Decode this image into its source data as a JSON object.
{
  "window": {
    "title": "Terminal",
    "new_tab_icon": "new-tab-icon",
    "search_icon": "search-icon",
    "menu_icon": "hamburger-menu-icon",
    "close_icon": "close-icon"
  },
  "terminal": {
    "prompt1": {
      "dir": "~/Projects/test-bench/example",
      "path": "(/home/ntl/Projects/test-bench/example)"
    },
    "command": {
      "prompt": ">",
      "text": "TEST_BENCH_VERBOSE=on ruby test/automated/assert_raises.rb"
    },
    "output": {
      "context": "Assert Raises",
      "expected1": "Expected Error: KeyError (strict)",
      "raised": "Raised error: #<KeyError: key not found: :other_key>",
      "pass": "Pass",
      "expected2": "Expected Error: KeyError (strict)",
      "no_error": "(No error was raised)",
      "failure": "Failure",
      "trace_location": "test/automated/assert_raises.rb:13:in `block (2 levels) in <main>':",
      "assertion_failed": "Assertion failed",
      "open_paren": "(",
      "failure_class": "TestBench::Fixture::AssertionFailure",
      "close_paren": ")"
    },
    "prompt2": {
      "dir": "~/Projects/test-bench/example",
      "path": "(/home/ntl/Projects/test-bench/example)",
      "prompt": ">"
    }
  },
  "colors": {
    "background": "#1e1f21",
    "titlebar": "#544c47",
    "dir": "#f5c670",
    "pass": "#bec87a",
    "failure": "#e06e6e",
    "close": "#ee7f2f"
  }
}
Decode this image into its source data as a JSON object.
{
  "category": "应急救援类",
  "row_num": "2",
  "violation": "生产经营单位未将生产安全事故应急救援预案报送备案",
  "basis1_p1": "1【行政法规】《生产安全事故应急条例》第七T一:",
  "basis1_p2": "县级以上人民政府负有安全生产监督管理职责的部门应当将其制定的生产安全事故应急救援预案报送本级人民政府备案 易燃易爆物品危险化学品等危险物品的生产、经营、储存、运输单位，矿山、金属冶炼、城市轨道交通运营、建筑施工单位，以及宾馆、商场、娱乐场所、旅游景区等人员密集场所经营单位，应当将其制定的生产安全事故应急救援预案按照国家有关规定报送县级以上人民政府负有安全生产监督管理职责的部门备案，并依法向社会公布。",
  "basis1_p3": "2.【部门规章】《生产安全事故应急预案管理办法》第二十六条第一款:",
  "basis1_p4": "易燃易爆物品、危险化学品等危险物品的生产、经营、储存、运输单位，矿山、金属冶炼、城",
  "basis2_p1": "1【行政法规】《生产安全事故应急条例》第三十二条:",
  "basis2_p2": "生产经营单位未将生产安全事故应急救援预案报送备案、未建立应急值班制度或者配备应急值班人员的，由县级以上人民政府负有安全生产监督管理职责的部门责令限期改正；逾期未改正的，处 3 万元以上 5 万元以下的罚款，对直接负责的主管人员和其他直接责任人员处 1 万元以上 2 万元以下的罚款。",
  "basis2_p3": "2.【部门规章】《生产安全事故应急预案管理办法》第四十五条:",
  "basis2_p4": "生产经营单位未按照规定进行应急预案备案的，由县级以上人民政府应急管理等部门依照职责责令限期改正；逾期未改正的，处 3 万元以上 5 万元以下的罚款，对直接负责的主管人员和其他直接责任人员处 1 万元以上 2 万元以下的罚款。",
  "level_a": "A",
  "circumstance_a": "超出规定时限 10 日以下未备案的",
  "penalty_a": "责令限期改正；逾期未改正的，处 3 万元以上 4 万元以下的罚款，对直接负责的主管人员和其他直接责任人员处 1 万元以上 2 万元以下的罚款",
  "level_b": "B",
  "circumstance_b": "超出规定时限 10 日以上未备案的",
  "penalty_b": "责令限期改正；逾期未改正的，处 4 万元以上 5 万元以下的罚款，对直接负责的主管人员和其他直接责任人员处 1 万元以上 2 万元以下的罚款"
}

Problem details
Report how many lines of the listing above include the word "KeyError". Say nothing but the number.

Answer box
3